**Data provided**.

· · ·

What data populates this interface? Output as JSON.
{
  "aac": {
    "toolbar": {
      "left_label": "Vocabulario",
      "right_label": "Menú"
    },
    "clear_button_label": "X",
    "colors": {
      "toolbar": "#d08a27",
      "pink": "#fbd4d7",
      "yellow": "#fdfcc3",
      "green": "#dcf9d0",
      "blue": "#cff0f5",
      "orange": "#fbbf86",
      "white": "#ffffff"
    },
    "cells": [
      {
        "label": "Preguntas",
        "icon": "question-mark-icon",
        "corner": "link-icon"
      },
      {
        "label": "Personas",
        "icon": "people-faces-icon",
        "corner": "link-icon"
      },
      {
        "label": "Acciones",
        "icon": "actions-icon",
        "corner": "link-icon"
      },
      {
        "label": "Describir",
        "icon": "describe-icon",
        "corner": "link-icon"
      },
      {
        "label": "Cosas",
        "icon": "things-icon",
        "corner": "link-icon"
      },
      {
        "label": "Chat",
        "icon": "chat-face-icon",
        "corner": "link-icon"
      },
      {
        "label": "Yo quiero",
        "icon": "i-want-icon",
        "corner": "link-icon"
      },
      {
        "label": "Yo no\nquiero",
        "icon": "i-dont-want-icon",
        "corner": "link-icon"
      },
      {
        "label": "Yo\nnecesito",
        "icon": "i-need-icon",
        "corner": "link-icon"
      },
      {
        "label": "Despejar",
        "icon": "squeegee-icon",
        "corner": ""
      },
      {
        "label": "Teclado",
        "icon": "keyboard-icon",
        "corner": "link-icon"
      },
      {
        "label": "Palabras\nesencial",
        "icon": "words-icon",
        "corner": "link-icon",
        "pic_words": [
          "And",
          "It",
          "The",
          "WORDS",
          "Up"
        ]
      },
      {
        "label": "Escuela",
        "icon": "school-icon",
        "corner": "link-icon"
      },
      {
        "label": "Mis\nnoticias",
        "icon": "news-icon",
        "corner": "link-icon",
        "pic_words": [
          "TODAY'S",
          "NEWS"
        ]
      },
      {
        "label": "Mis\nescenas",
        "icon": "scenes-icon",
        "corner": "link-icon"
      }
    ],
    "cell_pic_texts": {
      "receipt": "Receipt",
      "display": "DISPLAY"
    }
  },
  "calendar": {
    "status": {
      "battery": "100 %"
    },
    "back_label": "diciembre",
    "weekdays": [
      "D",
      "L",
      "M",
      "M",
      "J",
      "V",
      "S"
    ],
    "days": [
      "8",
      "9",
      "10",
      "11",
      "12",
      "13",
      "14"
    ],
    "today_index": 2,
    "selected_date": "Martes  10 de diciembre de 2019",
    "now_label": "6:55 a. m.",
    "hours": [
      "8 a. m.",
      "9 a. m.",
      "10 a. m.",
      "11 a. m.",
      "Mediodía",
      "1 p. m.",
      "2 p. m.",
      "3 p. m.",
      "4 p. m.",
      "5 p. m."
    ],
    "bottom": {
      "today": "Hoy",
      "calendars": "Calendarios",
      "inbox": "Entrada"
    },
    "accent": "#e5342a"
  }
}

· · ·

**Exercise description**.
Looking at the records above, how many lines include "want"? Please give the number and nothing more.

**Response to this exercise**.
2